§ **Problem to work on**
Without the images, write out the entries word for word.
━━━━━━━━
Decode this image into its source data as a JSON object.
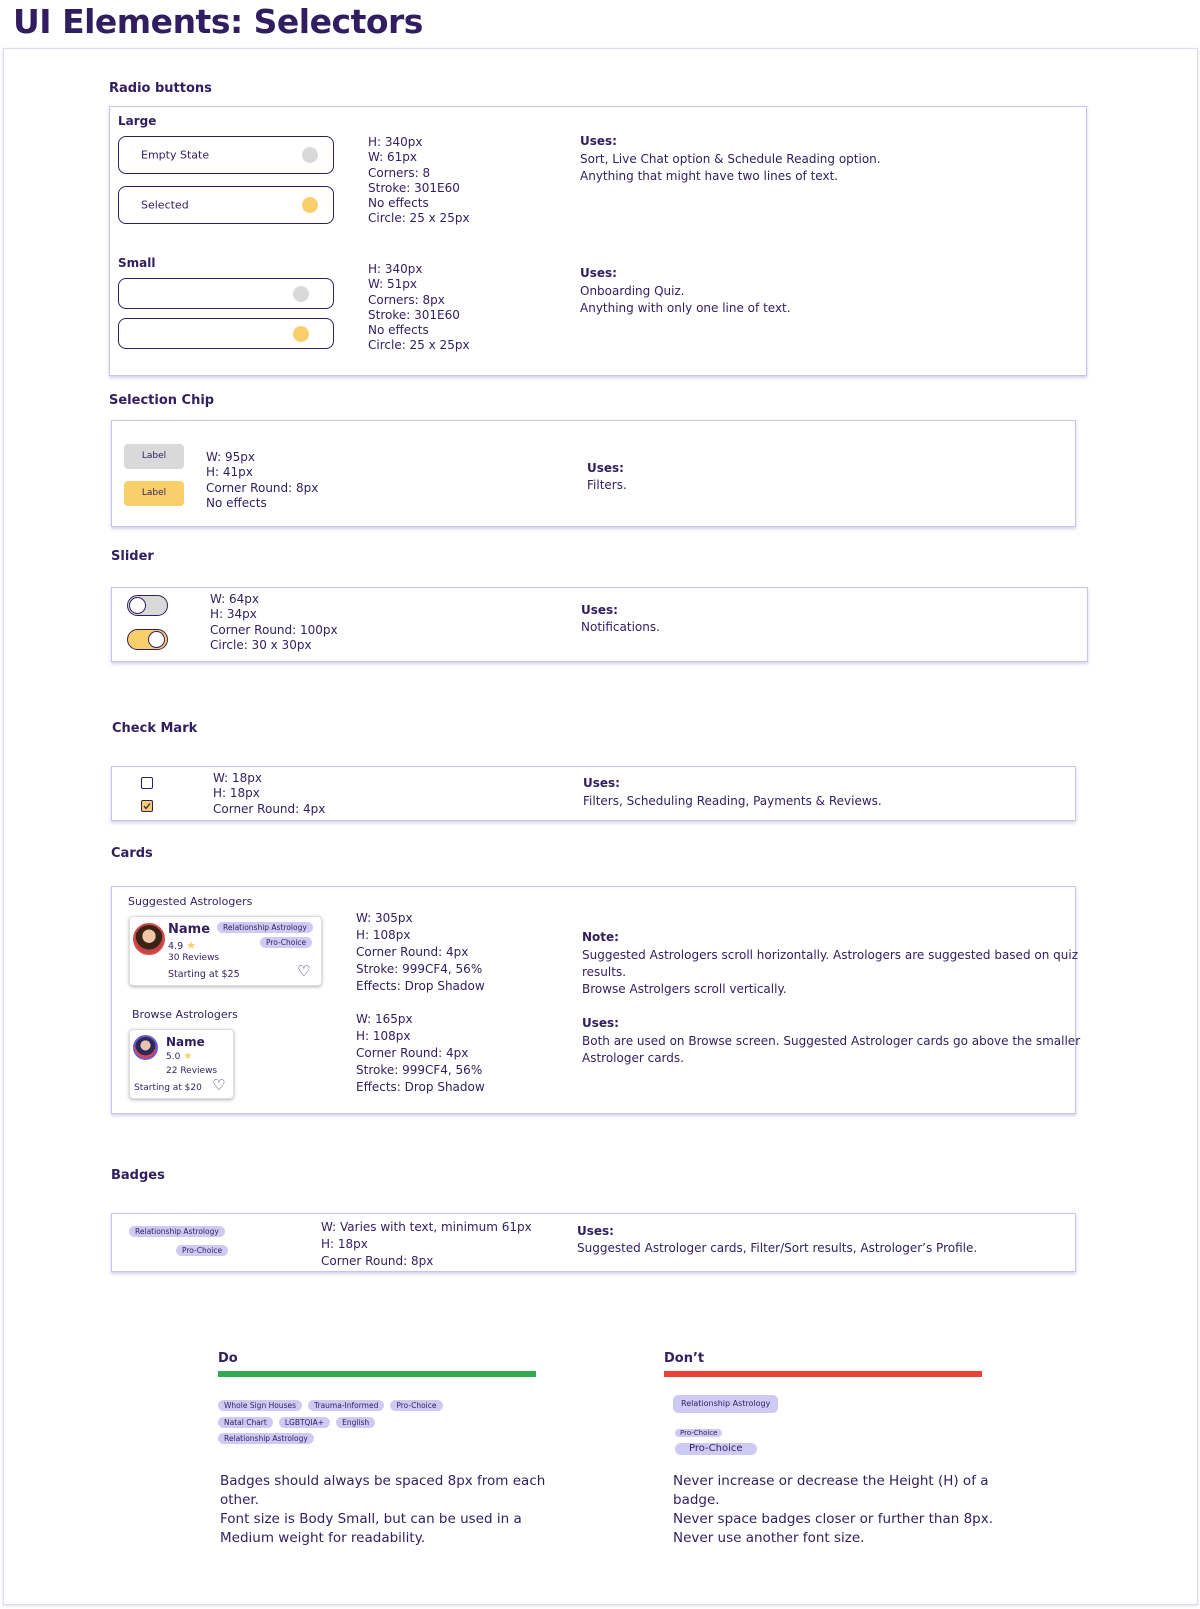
{
  "page": {
    "title": "UI Elements: Selectors"
  },
  "colors": {
    "primary": "#301E60",
    "accent": "#F9CF6B",
    "empty": "#D9D9D9",
    "stroke": "#999CF4",
    "badge": "#CFCAF4",
    "do": "#34A853",
    "dont": "#EA4335"
  },
  "radio": {
    "title": "Radio buttons",
    "large": {
      "label": "Large",
      "empty_label": "Empty State",
      "selected_label": "Selected",
      "specs": "H: 340px\nW: 61px\nCorners: 8\nStroke: 301E60\nNo effects\nCircle: 25 x 25px",
      "uses_title": "Uses:",
      "uses": "Sort, Live Chat option & Schedule Reading option.\nAnything that might have two lines of text."
    },
    "small": {
      "label": "Small",
      "specs": "H: 340px\nW: 51px\nCorners: 8px\nStroke: 301E60\nNo effects\nCircle: 25 x 25px",
      "uses_title": "Uses:",
      "uses": "Onboarding Quiz.\nAnything with only one line of text."
    }
  },
  "chip": {
    "title": "Selection Chip",
    "label": "Label",
    "specs": "W: 95px\nH: 41px\nCorner Round: 8px\nNo effects",
    "uses_title": "Uses:",
    "uses": "Filters."
  },
  "slider": {
    "title": "Slider",
    "specs": "W: 64px\nH: 34px\nCorner Round: 100px\nCircle: 30 x 30px",
    "uses_title": "Uses:",
    "uses": "Notifications."
  },
  "checkmark": {
    "title": "Check Mark",
    "specs": "W: 18px\nH: 18px\nCorner Round: 4px",
    "uses_title": "Uses:",
    "uses": "Filters, Scheduling Reading, Payments & Reviews."
  },
  "cards": {
    "title": "Cards",
    "suggested": {
      "label": "Suggested Astrologers",
      "name": "Name",
      "rating": "4.9",
      "reviews": "30 Reviews",
      "price": "Starting at $25",
      "badges": [
        "Relationship Astrology",
        "Pro-Choice"
      ],
      "specs": "W: 305px\nH: 108px\nCorner Round: 4px\nStroke: 999CF4, 56%\nEffects: Drop Shadow"
    },
    "browse": {
      "label": "Browse Astrologers",
      "name": "Name",
      "rating": "5.0",
      "reviews": "22 Reviews",
      "price": "Starting at $20",
      "specs": "W: 165px\nH: 108px\nCorner Round: 4px\nStroke: 999CF4, 56%\nEffects: Drop Shadow"
    },
    "note_title": "Note:",
    "note": "Suggested Astrologers scroll horizontally. Astrologers are suggested based on quiz\nresults.\nBrowse Astrolgers scroll vertically.",
    "uses_title": "Uses:",
    "uses": "Both are used on Browse screen. Suggested Astrologer cards go above the smaller\nAstrologer cards."
  },
  "badges": {
    "title": "Badges",
    "examples": [
      "Relationship Astrology",
      "Pro-Choice"
    ],
    "specs": "W: Varies with text, minimum 61px\nH: 18px\nCorner Round: 8px",
    "uses_title": "Uses:",
    "uses": "Suggested Astrologer cards, Filter/Sort results, Astrologer’s Profile."
  },
  "guidelines": {
    "do": {
      "title": "Do",
      "row1": [
        "Whole Sign Houses",
        "Trauma-Informed",
        "Pro-Choice"
      ],
      "row2": [
        "Natal Chart",
        "LGBTQIA+",
        "English"
      ],
      "row3": [
        "Relationship Astrology"
      ],
      "text": "Badges should always be spaced 8px from each\nother.\nFont size is Body Small, but can be used in a\nMedium weight for readability."
    },
    "dont": {
      "title": "Don’t",
      "big": "Relationship Astrology",
      "small": "Pro-Choice",
      "large_font": "Pro-Choice",
      "text": "Never increase or decrease the Height (H) of a\nbadge.\nNever space badges closer or further than 8px.\nNever use another font size."
    }
  }
}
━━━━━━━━
§ **Exercise solution**
Decode this image into its source data as a JSON object.
{
  "page": {
    "title": "UI Elements: Selectors"
  },
  "colors": {
    "primary": "#301E60",
    "accent": "#F9CF6B",
    "empty": "#D9D9D9",
    "stroke": "#999CF4",
    "badge": "#CFCAF4",
    "do": "#34A853",
    "dont": "#EA4335"
  },
  "radio": {
    "title": "Radio buttons",
    "large": {
      "label": "Large",
      "empty_label": "Empty State",
      "selected_label": "Selected",
      "specs": "H: 340px\nW: 61px\nCorners: 8\nStroke: 301E60\nNo effects\nCircle: 25 x 25px",
      "uses_title": "Uses:",
      "uses": "Sort, Live Chat option & Schedule Reading option.\nAnything that might have two lines of text."
    },
    "small": {
      "label": "Small",
      "specs": "H: 340px\nW: 51px\nCorners: 8px\nStroke: 301E60\nNo effects\nCircle: 25 x 25px",
      "uses_title": "Uses:",
      "uses": "Onboarding Quiz.\nAnything with only one line of text."
    }
  },
  "chip": {
    "title": "Selection Chip",
    "label": "Label",
    "specs": "W: 95px\nH: 41px\nCorner Round: 8px\nNo effects",
    "uses_title": "Uses:",
    "uses": "Filters."
  },
  "slider": {
    "title": "Slider",
    "specs": "W: 64px\nH: 34px\nCorner Round: 100px\nCircle: 30 x 30px",
    "uses_title": "Uses:",
    "uses": "Notifications."
  },
  "checkmark": {
    "title": "Check Mark",
    "specs": "W: 18px\nH: 18px\nCorner Round: 4px",
    "uses_title": "Uses:",
    "uses": "Filters, Scheduling Reading, Payments & Reviews."
  },
  "cards": {
    "title": "Cards",
    "suggested": {
      "label": "Suggested Astrologers",
      "name": "Name",
      "rating": "4.9",
      "reviews": "30 Reviews",
      "price": "Starting at $25",
      "badges": [
        "Relationship Astrology",
        "Pro-Choice"
      ],
      "specs": "W: 305px\nH: 108px\nCorner Round: 4px\nStroke: 999CF4, 56%\nEffects: Drop Shadow"
    },
    "browse": {
      "label": "Browse Astrologers",
      "name": "Name",
      "rating": "5.0",
      "reviews": "22 Reviews",
      "price": "Starting at $20",
      "specs": "W: 165px\nH: 108px\nCorner Round: 4px\nStroke: 999CF4, 56%\nEffects: Drop Shadow"
    },
    "note_title": "Note:",
    "note": "Suggested Astrologers scroll horizontally. Astrologers are suggested based on quiz\nresults.\nBrowse Astrolgers scroll vertically.",
    "uses_title": "Uses:",
    "uses": "Both are used on Browse screen. Suggested Astrologer cards go above the smaller\nAstrologer cards."
  },
  "badges": {
    "title": "Badges",
    "examples": [
      "Relationship Astrology",
      "Pro-Choice"
    ],
    "specs": "W: Varies with text, minimum 61px\nH: 18px\nCorner Round: 8px",
    "uses_title": "Uses:",
    "uses": "Suggested Astrologer cards, Filter/Sort results, Astrologer’s Profile."
  },
  "guidelines": {
    "do": {
      "title": "Do",
      "row1": [
        "Whole Sign Houses",
        "Trauma-Informed",
        "Pro-Choice"
      ],
      "row2": [
        "Natal Chart",
        "LGBTQIA+",
        "English"
      ],
      "row3": [
        "Relationship Astrology"
      ],
      "text": "Badges should always be spaced 8px from each\nother.\nFont size is Body Small, but can be used in a\nMedium weight for readability."
    },
    "dont": {
      "title": "Don’t",
      "big": "Relationship Astrology",
      "small": "Pro-Choice",
      "large_font": "Pro-Choice",
      "text": "Never increase or decrease the Height (H) of a\nbadge.\nNever space badges closer or further than 8px.\nNever use another font size."
    }
  }
}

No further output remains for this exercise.